This is akin to saying a box definitely doesn't have a baseball inside it because we haven't seen what's inside the box. Again, it assumes a premise to be true because it hasn't been proven false - this is a logical fallacy.
Just because we haven't observed such a planet does not mean it doesn't exist within our sphere of the observable universe or that we should assume it isn't there.I'll be as clear as I can:
As far as our telescopes can see, and as far as we can measure the levels of hydrogen, carbon, and oxygen on other planets and their distance from stars, there has not yet been an inhabitable planet as far as we can observe.
Thus far, we have only observed 353 extrasolar planets ; it is ridiculous to assume that within an observable sphere of 78 billion light years  that no life-supporting planets exist. Again, you are arguing from ignorance and using a gap in evidence to support your premise - this is a logical fallacy.
Yes it does. It matters a great deal.My original point to the OP stands, that is doesn't really matter if there are "aliens" out there somewhere in the universe.
Assumption sans evidence. We do not know one way or the other.The distance for travel to or from is virtually insurmountable...
Making an assumption without evidence is never the best option....for all purposes related to us in the next several hundred years, as a species it's best to assume we're alone on this tiny blue speck.

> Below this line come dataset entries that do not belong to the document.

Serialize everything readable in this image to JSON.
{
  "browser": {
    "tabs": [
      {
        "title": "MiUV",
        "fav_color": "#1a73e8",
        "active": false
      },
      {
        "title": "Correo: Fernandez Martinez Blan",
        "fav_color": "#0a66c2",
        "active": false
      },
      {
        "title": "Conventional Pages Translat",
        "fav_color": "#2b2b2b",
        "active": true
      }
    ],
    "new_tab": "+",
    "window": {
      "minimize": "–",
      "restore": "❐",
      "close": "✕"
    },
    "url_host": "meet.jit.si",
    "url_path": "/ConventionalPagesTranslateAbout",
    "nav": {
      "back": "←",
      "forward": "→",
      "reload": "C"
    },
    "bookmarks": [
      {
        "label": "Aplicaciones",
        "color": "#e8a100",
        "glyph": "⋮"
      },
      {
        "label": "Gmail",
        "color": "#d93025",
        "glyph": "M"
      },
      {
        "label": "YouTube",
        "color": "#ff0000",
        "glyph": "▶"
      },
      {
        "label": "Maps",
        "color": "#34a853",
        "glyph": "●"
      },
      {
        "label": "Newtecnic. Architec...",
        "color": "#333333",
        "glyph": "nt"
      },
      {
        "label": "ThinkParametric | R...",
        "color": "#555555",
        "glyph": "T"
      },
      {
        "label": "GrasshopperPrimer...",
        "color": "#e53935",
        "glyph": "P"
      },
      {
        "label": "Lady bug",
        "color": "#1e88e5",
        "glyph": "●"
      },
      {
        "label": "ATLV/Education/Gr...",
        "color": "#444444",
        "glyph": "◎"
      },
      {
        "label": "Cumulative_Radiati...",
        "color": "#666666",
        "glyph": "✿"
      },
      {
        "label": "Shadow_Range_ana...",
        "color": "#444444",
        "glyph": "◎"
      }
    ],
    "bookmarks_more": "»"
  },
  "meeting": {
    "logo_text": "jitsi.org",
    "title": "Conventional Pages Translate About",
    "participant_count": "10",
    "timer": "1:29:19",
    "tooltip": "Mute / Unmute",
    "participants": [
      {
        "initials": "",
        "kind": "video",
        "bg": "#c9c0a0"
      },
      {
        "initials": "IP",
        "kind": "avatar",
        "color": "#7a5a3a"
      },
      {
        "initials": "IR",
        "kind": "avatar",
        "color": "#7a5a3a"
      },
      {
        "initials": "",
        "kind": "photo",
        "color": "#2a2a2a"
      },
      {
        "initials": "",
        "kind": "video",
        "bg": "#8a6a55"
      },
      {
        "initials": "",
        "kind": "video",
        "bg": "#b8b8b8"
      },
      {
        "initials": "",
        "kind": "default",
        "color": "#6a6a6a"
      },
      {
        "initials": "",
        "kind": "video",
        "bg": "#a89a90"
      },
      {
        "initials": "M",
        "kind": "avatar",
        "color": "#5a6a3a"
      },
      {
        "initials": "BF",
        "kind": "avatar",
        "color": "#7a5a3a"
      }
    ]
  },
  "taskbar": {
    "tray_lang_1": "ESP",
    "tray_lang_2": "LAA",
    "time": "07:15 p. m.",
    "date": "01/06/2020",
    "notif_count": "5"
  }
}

 - Planet Quest: New Worlds Atlas
 - BBC NEWS | Science/Nature | Astronomers size up the Universe